There is a lot of potential in the film’s overall concept of psychics invading the dreams of others; the power that comes with being an aware participant in a dream realm, psychic warriors created by the government for covert mental wet works, and even the question of how much control you could actually have over another person’s subconscious. Unfortunately, the film manages to ignore all of these springboard concepts in order to save plenty of screen time for the completely unfulfilling romance between Quaid and Capshaw (Quaid and the Snake Man have more chemistry than these two). The most disappointing part of this is the wasted potential of the psychic forced to turn on the government hell-bent on turning him into a weapon. Films like The Fury and Firestarter (which came out a mere three months earlier) had much more powerful psychics and much more nefarious bad guys. The most Dennis Quaid manages outside of the dream realm is a dirt-bike chase scene, while Plummer’s great performance still comes off more officious than menacing. Actually, Quaid’s character is ultimately the biggest letdown; for someone touted in the beginning of the film as a very powerful psychic, all he manages to do is read Kate Capshaw’s mind once and guess the colors of some flash cards. Even John Edwards would be more useful in an espionage-filled film like this. Speaking of Dream Warriors, considering that Dreamscape came out only three months before everyone’s favorite dream world killer made his debut in A Nightmare on Elm Street, it raises the question of which project started first. David Loughery claims to have written the screenplay back in 1981, which makes me wonder exactly how full of shit might Wes Craven be about his original inspiration for Freddy Krueger.

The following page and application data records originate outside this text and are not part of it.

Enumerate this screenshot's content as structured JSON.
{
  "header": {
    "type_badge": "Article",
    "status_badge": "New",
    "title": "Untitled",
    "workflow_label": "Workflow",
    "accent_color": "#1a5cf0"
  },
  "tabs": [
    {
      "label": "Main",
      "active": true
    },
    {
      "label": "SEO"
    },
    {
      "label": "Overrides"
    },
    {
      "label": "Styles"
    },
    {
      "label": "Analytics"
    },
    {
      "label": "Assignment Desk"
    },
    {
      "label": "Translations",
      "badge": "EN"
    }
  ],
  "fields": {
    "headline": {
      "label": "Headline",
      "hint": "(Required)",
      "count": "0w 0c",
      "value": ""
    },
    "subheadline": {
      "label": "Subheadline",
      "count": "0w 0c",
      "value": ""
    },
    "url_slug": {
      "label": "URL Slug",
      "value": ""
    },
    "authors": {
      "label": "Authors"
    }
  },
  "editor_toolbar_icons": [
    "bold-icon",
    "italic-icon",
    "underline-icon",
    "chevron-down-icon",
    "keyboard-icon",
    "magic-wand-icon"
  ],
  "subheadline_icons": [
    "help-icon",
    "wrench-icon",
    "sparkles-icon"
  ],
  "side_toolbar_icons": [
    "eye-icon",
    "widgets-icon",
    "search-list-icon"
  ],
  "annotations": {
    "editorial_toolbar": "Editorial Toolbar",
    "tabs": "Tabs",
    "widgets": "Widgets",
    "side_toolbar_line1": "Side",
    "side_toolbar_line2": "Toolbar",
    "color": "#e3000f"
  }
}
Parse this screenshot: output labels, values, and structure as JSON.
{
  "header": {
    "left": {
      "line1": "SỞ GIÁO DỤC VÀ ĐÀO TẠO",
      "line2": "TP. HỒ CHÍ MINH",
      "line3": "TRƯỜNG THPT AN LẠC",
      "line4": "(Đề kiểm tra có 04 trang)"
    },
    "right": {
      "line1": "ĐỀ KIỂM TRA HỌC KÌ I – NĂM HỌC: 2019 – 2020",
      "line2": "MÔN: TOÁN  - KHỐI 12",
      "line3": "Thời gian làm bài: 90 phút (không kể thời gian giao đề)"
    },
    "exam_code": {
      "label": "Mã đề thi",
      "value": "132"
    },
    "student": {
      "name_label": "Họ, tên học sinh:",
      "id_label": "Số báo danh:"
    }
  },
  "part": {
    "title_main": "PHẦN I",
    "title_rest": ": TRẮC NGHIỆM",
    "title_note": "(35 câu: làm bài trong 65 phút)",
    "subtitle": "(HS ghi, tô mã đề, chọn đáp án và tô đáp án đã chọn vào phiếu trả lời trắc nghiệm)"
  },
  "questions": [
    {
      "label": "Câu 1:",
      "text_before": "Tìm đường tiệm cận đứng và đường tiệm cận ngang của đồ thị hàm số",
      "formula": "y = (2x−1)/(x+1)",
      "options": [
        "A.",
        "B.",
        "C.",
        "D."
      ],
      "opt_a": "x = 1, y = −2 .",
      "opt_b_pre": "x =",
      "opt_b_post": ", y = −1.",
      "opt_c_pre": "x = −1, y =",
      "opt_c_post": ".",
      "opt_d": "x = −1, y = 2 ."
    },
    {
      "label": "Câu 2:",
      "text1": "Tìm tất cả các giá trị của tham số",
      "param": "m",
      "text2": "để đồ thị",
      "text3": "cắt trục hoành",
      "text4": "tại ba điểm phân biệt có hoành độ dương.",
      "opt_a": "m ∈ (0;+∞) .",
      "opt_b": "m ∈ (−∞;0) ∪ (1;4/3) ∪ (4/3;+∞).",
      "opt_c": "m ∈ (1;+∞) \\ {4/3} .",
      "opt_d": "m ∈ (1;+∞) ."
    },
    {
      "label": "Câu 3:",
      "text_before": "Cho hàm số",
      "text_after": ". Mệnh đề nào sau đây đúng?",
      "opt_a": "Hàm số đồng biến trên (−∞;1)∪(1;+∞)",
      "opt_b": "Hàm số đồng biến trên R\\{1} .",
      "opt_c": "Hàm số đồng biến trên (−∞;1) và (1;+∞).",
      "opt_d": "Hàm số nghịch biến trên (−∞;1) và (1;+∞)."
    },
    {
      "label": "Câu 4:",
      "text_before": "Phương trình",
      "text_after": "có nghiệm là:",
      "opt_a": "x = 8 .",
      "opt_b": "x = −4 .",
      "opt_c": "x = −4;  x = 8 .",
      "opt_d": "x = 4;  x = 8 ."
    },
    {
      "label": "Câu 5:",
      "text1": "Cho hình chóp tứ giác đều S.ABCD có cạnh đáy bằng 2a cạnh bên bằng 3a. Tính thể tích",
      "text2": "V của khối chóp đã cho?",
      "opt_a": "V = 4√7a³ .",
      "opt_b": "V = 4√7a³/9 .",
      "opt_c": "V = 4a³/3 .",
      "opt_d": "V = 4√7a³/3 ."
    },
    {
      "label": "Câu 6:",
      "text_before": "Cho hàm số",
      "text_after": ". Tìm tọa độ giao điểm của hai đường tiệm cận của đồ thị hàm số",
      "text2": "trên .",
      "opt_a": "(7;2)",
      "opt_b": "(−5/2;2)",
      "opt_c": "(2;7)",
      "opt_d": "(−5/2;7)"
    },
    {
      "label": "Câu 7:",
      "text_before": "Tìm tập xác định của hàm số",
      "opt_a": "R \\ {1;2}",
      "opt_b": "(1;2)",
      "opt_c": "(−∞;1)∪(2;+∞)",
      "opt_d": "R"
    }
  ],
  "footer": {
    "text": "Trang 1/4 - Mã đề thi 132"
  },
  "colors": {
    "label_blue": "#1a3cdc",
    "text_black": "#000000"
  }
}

In the end, Dreamscape is little more than a typical product of the eighties. From the limiting budget to the electronic musical score (It’s so futuristic!), Dreamscape does little more than show those who weren’t there exactly what we were up to, and remind those of us who were there that we loved this stuff back then, flaws and all.